PROBLEM TO SOLVE: Scan the listing and copy each line where the word "icon" is present.

[[ DATA FOR THE TASK open ]]

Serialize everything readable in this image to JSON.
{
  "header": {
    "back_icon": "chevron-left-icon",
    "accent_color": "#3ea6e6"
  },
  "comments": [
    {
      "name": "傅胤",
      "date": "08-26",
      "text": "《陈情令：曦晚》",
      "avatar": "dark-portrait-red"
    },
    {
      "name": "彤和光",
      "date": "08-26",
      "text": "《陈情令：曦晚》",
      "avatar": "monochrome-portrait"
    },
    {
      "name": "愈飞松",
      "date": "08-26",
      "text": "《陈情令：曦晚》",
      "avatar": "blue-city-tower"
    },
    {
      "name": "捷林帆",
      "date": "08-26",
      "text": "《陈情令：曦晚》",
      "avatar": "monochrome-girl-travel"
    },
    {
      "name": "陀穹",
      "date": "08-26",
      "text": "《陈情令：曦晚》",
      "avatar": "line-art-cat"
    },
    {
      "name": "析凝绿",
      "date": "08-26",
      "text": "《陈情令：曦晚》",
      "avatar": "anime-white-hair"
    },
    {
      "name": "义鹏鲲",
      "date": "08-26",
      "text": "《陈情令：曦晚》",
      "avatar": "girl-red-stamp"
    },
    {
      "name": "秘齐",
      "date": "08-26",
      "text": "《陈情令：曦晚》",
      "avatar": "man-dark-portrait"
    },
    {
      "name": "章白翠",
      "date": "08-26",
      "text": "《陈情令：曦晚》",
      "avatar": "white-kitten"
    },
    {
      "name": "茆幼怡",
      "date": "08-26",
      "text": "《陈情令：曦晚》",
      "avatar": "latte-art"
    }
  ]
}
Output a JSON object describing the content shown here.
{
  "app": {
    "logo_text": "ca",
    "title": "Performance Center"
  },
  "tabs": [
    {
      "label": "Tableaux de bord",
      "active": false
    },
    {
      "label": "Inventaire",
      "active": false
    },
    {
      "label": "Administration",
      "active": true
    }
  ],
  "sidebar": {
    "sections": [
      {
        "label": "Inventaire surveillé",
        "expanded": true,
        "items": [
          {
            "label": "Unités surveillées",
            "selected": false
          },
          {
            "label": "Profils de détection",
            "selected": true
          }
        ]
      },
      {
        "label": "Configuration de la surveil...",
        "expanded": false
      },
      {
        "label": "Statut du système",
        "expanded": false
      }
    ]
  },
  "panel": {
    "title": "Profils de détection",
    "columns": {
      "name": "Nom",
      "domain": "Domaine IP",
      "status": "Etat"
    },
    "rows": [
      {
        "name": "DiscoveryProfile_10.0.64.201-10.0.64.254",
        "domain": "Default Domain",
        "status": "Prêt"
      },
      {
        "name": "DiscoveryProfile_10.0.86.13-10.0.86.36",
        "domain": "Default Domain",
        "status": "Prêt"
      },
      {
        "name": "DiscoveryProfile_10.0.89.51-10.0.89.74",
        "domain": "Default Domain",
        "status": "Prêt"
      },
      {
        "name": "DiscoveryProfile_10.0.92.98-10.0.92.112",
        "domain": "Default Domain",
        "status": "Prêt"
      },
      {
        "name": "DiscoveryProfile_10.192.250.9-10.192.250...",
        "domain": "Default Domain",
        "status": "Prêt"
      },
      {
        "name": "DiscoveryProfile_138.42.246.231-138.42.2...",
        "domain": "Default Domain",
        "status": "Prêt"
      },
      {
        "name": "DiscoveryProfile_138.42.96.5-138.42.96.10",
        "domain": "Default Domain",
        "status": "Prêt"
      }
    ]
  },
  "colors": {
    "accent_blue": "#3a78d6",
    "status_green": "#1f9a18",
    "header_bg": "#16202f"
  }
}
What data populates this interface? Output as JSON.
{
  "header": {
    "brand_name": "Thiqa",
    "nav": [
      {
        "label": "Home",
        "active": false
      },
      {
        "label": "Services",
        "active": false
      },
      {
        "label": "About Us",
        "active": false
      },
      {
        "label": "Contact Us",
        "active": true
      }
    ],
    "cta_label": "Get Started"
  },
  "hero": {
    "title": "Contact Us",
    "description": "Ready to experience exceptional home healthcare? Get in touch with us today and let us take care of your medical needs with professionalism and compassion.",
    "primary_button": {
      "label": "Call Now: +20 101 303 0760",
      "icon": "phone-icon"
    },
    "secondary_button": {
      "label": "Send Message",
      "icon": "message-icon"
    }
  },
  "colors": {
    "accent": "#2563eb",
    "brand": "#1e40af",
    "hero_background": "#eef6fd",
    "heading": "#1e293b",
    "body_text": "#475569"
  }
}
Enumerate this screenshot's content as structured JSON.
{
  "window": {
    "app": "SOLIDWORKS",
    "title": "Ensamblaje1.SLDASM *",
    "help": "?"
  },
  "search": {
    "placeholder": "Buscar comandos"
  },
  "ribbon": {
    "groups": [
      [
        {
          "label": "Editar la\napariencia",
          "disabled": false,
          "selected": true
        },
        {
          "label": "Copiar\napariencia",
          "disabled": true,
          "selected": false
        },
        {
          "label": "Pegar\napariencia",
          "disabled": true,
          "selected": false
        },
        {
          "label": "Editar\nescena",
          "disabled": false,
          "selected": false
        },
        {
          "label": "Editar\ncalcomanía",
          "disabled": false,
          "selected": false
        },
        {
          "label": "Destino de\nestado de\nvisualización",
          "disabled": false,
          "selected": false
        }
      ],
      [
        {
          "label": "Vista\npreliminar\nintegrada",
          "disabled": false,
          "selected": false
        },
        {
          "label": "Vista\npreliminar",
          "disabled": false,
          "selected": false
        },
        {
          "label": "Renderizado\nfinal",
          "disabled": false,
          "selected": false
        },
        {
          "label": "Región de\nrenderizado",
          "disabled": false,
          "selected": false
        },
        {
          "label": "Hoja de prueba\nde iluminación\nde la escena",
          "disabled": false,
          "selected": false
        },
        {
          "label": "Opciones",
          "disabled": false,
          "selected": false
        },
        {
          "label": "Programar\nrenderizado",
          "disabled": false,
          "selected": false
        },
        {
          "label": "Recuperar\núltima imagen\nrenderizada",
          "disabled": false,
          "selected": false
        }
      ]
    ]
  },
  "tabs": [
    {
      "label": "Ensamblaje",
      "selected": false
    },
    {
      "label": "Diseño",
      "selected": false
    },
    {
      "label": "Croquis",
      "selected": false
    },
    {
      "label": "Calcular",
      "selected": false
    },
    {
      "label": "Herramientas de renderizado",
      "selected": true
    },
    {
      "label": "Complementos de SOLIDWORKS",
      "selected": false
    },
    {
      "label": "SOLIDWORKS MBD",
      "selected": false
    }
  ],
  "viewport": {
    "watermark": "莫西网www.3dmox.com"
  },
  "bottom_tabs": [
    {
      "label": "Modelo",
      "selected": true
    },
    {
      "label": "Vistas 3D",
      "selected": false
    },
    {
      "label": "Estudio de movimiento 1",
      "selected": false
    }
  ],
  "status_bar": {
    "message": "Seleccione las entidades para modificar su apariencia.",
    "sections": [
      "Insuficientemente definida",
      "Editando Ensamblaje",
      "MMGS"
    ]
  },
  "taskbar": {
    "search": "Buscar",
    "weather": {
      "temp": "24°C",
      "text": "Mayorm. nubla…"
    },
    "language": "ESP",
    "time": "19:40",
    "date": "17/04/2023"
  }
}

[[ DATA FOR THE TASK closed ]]

RESULT FOR THIS TASK:
    "back_icon": "chevron-left-icon",
      "icon": "phone-icon"
      "icon": "message-icon"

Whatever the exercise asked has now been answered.